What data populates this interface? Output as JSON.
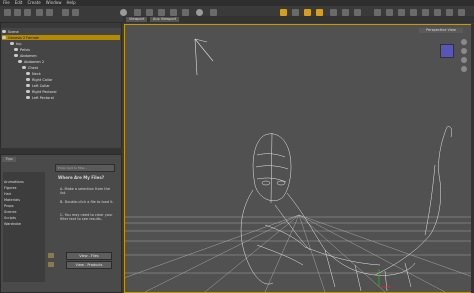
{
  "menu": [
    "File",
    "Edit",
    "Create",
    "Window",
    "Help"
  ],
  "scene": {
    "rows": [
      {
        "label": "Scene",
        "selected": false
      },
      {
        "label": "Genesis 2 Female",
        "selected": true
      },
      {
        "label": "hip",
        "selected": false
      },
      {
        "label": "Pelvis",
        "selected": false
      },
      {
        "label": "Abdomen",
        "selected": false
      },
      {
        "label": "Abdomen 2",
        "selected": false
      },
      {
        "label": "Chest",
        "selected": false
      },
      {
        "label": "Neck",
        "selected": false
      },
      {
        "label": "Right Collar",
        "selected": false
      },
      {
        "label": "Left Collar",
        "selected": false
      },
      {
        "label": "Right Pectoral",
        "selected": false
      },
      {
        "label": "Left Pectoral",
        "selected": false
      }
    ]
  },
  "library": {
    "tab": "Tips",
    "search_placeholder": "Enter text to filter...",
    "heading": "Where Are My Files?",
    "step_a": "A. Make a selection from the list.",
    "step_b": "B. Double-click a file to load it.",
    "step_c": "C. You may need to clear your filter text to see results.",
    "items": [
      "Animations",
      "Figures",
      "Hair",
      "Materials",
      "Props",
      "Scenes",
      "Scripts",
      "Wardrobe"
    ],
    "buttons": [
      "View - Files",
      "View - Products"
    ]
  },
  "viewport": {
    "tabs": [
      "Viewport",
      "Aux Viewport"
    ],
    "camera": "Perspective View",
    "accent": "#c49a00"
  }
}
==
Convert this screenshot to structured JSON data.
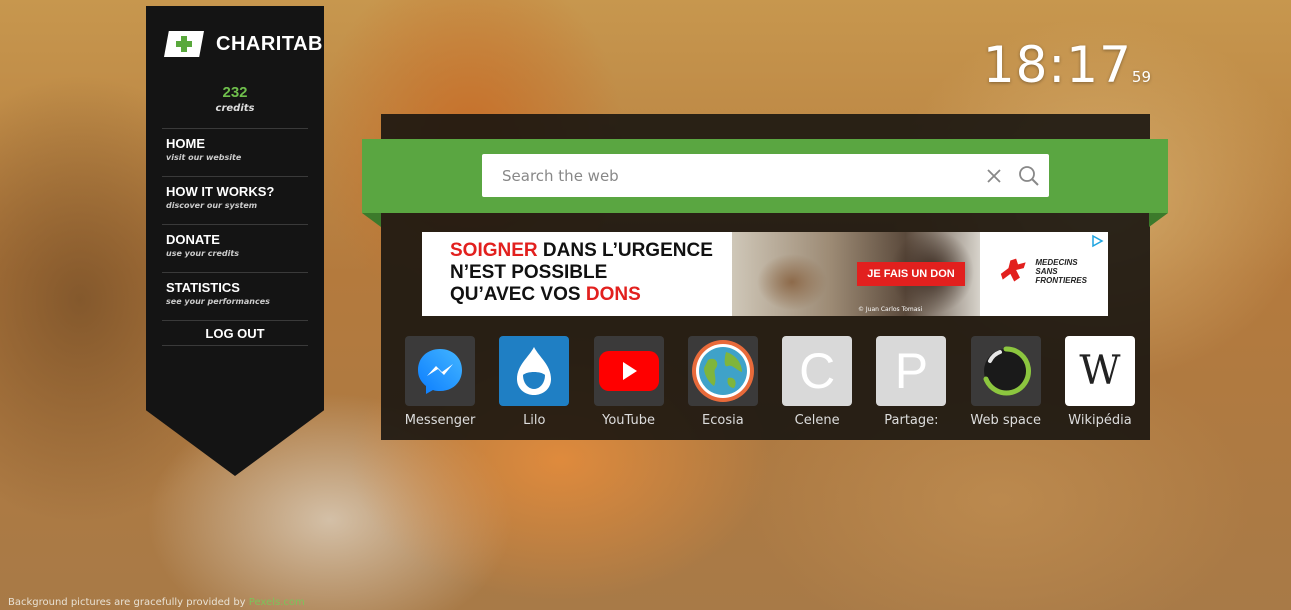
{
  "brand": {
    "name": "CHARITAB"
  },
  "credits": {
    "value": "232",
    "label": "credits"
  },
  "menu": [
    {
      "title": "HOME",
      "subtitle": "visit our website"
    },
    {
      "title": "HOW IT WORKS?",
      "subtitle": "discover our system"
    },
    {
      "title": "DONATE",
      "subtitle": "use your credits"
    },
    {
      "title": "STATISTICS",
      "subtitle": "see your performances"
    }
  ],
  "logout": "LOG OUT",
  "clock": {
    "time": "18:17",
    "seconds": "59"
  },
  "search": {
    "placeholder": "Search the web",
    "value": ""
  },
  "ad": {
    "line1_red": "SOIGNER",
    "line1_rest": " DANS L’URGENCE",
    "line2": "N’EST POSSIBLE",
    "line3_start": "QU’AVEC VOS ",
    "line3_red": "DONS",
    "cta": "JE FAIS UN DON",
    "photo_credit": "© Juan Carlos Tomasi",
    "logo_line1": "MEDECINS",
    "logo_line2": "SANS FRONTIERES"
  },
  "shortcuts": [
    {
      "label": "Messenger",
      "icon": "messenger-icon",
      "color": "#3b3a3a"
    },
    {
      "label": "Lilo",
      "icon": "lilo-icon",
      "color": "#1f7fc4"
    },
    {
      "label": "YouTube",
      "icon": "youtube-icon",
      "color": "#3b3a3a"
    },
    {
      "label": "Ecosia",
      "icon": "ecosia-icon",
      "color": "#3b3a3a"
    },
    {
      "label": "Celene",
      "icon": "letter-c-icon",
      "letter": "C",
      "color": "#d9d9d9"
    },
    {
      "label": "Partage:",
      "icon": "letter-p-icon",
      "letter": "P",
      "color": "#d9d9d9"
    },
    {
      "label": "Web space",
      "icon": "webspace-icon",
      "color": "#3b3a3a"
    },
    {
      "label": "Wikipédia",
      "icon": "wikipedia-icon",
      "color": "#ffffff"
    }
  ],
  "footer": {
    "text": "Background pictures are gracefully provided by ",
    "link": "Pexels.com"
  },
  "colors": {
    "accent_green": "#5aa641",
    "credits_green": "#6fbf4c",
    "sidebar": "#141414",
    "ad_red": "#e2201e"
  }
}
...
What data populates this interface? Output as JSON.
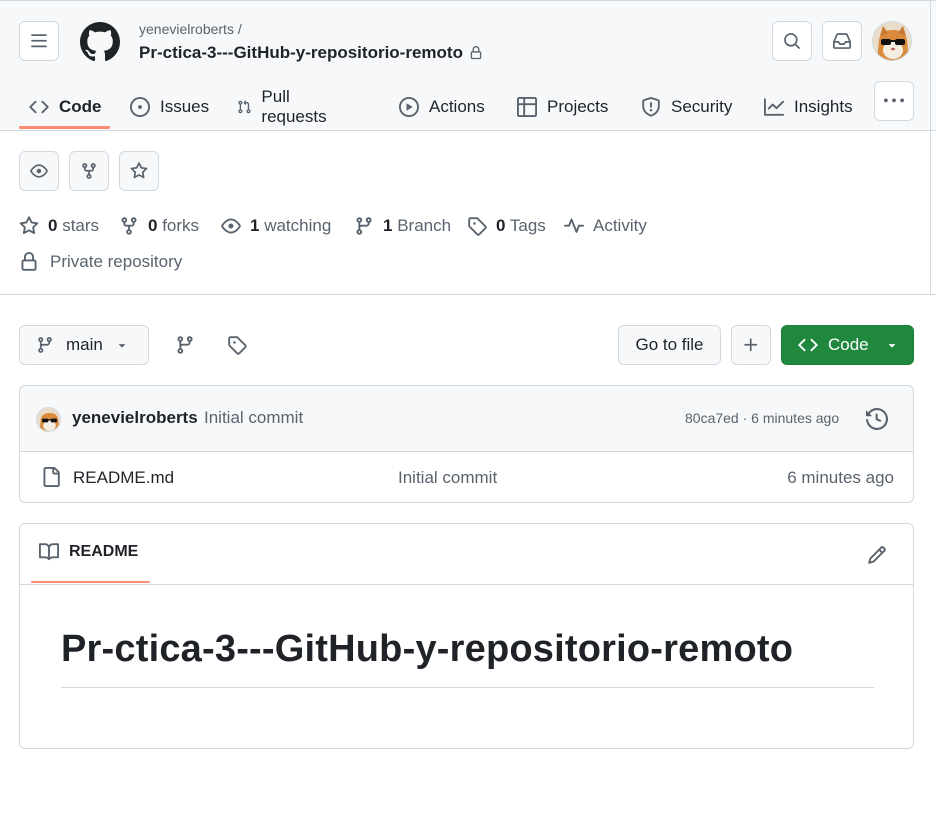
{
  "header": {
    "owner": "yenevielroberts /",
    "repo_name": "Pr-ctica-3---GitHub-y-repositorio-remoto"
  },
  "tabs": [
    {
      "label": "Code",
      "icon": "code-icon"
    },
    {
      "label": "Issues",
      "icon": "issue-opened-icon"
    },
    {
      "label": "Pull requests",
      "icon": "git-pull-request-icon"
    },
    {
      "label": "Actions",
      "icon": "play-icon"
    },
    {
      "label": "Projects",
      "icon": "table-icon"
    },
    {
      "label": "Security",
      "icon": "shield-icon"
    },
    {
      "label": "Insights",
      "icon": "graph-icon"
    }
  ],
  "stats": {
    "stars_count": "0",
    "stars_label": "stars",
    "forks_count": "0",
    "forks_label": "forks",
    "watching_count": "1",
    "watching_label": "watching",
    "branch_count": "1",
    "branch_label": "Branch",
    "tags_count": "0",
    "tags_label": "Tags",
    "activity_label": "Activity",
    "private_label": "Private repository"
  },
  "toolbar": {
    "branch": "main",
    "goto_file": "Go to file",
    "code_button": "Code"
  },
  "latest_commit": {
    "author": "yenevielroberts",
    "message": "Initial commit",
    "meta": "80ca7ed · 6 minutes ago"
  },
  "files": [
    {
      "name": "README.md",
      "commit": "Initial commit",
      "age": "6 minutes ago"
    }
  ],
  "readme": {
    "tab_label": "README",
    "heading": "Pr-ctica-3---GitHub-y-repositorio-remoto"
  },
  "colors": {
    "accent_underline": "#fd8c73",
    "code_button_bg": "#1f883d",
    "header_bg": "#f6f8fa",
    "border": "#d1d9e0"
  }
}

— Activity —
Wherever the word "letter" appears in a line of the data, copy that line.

— Solution for this task —
      "icon": "letter-c-icon",
      "letter": "C",
      "icon": "letter-p-icon",
      "letter": "P",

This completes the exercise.